Dan Rather Blasts Donald Trump Over Second Amendment "Joke" About Hillary Clinton

Dan Rather Blasts Donald Trump Over Second Amendment "Joke" About Hillary Clinton

Legendary journalist Dan Rather won't be buying any of Donald Trump's excuses for insinuating that "Second Amendment" people could possibly shoot Hillary Clinton to stop her from appointing Supreme Court justices should she be elected president in November. Rather wants Trump to know: "History is watching."

In a Facebook post Tuesday, the former CBS Evening News anchor called out Trump for his comments, saying he "crossed a line with dangerous potential."

This is no longer about policy, civility, decency or even temperament. This is a direct threat of violence against a political rival. It is not just against the norms of American politics, it raises a serious question of whether it is against the law. If any other citizen had said this about a Presidential candidate, would the Secret Service be investigating?

During a North Carolina rally, Trump said "If she gets to pick her judges —nothing you can do folks. Although, the Second Amendment, people, maybe there is." Though many believe Trump's intention with the comment, joke or not, was clear, his camp blamed the "dishonest media" for distorting what he really meant.

But, to Rather, it's too late for any more excuses.

"Candidate Trump will undoubtedly issue an explanation; some of his surrogates are already engaged in trying to gloss it over, but once the words are out there they cannot be taken back," Rather continued in the post. "That is what inciting violence means."

Rather ended his post with a famous quote from Abraham Lincoln:

We are not enemies, but friends. We must not be enemies. Though passion may have strained it must not break our bonds of affection. The mystic chords of memory, stretching from every battlefield and patriot grave to every living heart and hearthstone all over this broad land, will yet swell the chorus of the Union, when again touched, as surely they will be, by the better angels of our nature.

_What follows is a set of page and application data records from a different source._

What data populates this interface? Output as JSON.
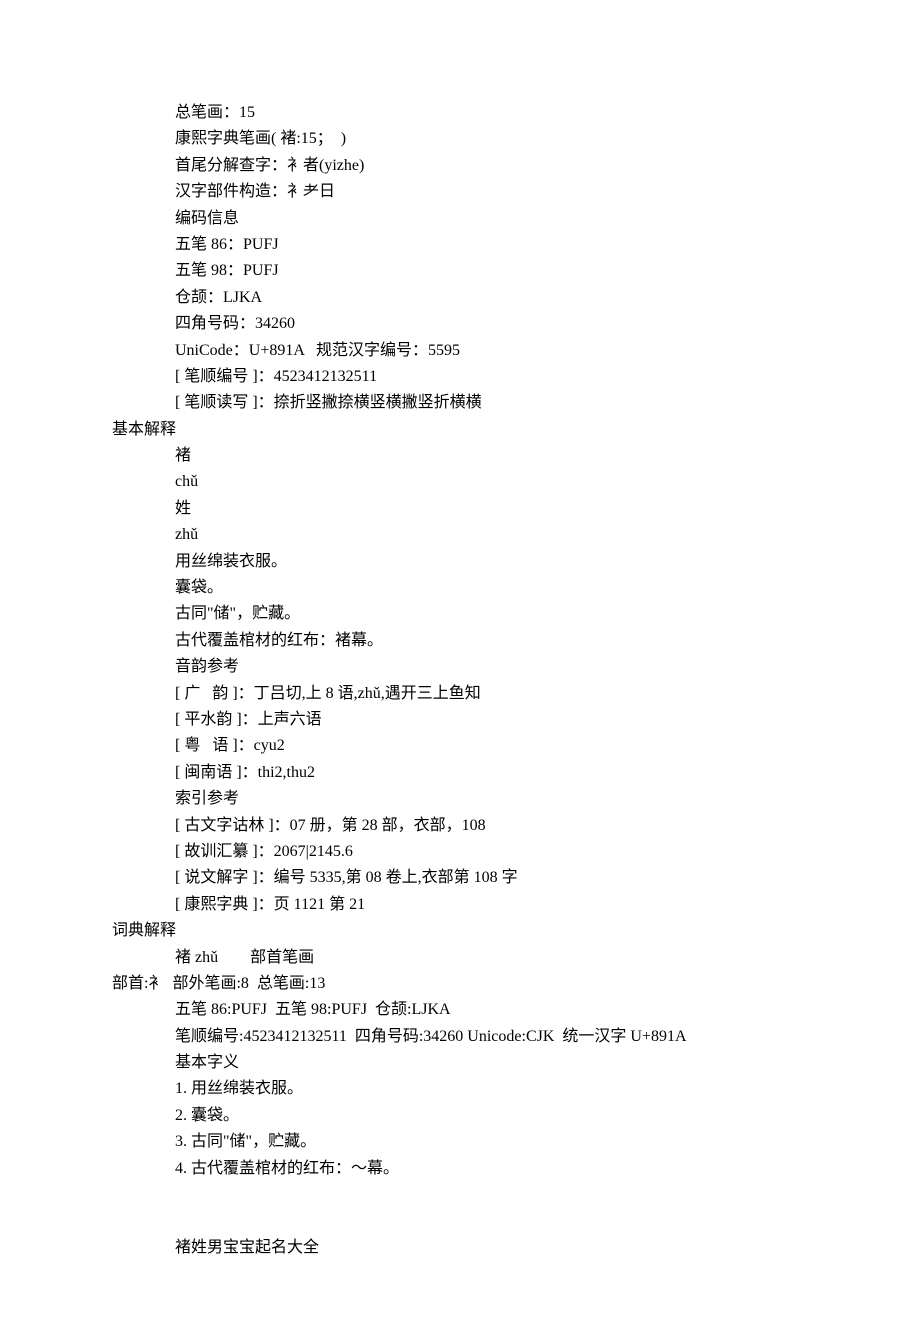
{
  "lines": [
    {
      "indent": 1,
      "text": "总笔画：15"
    },
    {
      "indent": 1,
      "text": "康熙字典笔画( 褚:15；  )"
    },
    {
      "indent": 1,
      "text": "首尾分解查字：衤者(yizhe)"
    },
    {
      "indent": 1,
      "text": "汉字部件构造：衤耂日"
    },
    {
      "indent": 1,
      "text": "编码信息"
    },
    {
      "indent": 1,
      "text": "五笔 86：PUFJ"
    },
    {
      "indent": 1,
      "text": "五笔 98：PUFJ"
    },
    {
      "indent": 1,
      "text": "仓颉：LJKA"
    },
    {
      "indent": 1,
      "text": "四角号码：34260"
    },
    {
      "indent": 1,
      "text": "UniCode：U+891A   规范汉字编号：5595"
    },
    {
      "indent": 1,
      "text": "[ 笔顺编号 ]：4523412132511"
    },
    {
      "indent": 1,
      "text": "[ 笔顺读写 ]：捺折竖撇捺横竖横撇竖折横横"
    },
    {
      "indent": 0,
      "text": "基本解释"
    },
    {
      "indent": 1,
      "text": "褚"
    },
    {
      "indent": 1,
      "text": "chǔ"
    },
    {
      "indent": 1,
      "text": "姓"
    },
    {
      "indent": 1,
      "text": "zhǔ"
    },
    {
      "indent": 1,
      "text": "用丝绵装衣服。"
    },
    {
      "indent": 1,
      "text": "囊袋。"
    },
    {
      "indent": 1,
      "text": "古同\"储\"，贮藏。"
    },
    {
      "indent": 1,
      "text": "古代覆盖棺材的红布：褚幕。"
    },
    {
      "indent": 1,
      "text": "音韵参考"
    },
    {
      "indent": 1,
      "text": "[ 广   韵 ]：丁吕切,上 8 语,zhǔ,遇开三上鱼知"
    },
    {
      "indent": 1,
      "text": "[ 平水韵 ]：上声六语"
    },
    {
      "indent": 1,
      "text": "[ 粤   语 ]：cyu2"
    },
    {
      "indent": 1,
      "text": "[ 闽南语 ]：thi2,thu2"
    },
    {
      "indent": 1,
      "text": "索引参考"
    },
    {
      "indent": 1,
      "text": "[ 古文字诂林 ]：07 册，第 28 部，衣部，108"
    },
    {
      "indent": 1,
      "text": "[ 故训汇纂 ]：2067|2145.6"
    },
    {
      "indent": 1,
      "text": "[ 说文解字 ]：编号 5335,第 08 卷上,衣部第 108 字"
    },
    {
      "indent": 1,
      "text": "[ 康熙字典 ]：页 1121 第 21"
    },
    {
      "indent": 0,
      "text": "词典解释"
    },
    {
      "indent": 1,
      "text": "褚 zhǔ        部首笔画"
    },
    {
      "indent": 0,
      "text": "部首:衤  部外笔画:8  总笔画:13"
    },
    {
      "indent": 1,
      "text": "五笔 86:PUFJ  五笔 98:PUFJ  仓颉:LJKA"
    },
    {
      "indent": 1,
      "text": "笔顺编号:4523412132511  四角号码:34260 Unicode:CJK  统一汉字 U+891A"
    },
    {
      "indent": 1,
      "text": "基本字义"
    },
    {
      "indent": 1,
      "text": "1. 用丝绵装衣服。"
    },
    {
      "indent": 1,
      "text": "2. 囊袋。"
    },
    {
      "indent": 1,
      "text": "3. 古同\"储\"，贮藏。"
    },
    {
      "indent": 1,
      "text": "4. 古代覆盖棺材的红布：～幕。"
    },
    {
      "indent": 1,
      "text": ""
    },
    {
      "indent": 1,
      "text": ""
    },
    {
      "indent": 1,
      "text": "褚姓男宝宝起名大全"
    }
  ]
}
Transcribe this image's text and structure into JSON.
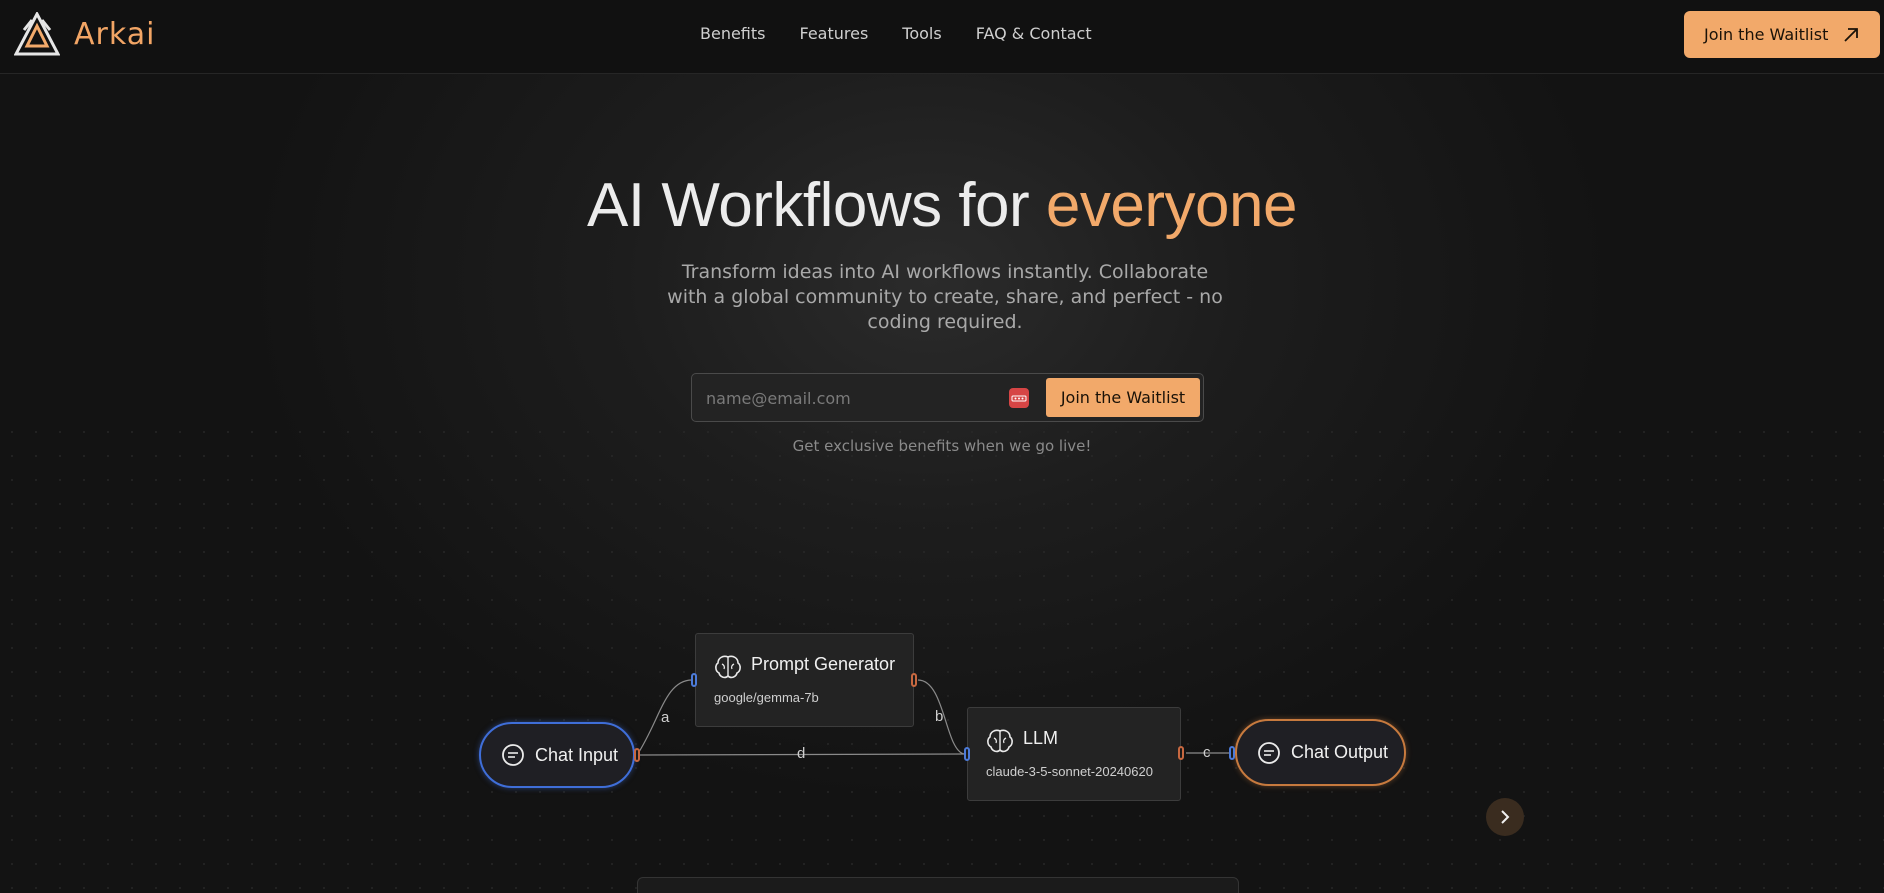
{
  "brand": {
    "name": "Arkai",
    "logo_icon": "arkai-triangle-logo"
  },
  "nav": {
    "items": [
      {
        "label": "Benefits"
      },
      {
        "label": "Features"
      },
      {
        "label": "Tools"
      },
      {
        "label": "FAQ & Contact"
      }
    ],
    "cta_label": "Join the Waitlist",
    "cta_icon": "arrow-up-right-icon"
  },
  "hero": {
    "title_main": "AI Workflows for ",
    "title_accent": "everyone",
    "subtitle": "Transform ideas into AI workflows instantly. Collaborate with a global community to create, share, and perfect - no coding required.",
    "email_placeholder": "name@email.com",
    "submit_label": "Join the Waitlist",
    "note": "Get exclusive benefits when we go live!"
  },
  "workflow": {
    "nodes": {
      "chat_input": {
        "label": "Chat Input",
        "icon": "chat-bubble-icon"
      },
      "prompt_generator": {
        "title": "Prompt Generator",
        "model": "google/gemma-7b",
        "icon": "brain-icon"
      },
      "llm": {
        "title": "LLM",
        "model": "claude-3-5-sonnet-20240620",
        "icon": "brain-icon"
      },
      "chat_output": {
        "label": "Chat Output",
        "icon": "chat-bubble-icon"
      }
    },
    "edges": {
      "a": "a",
      "b": "b",
      "c": "c",
      "d": "d"
    }
  },
  "colors": {
    "accent": "#f2a96a",
    "input_port": "#4c7bd9",
    "output_port": "#c76840",
    "background": "#121212"
  }
}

"Lincoln used these stirring words to end his First Inaugural Address," Rather concluded his post. "It was the eve of the Civil War and sadly his call for sanity, cohesion and peace was met with horrific violence that almost left our precious Union asunder. We cannot let that happen again."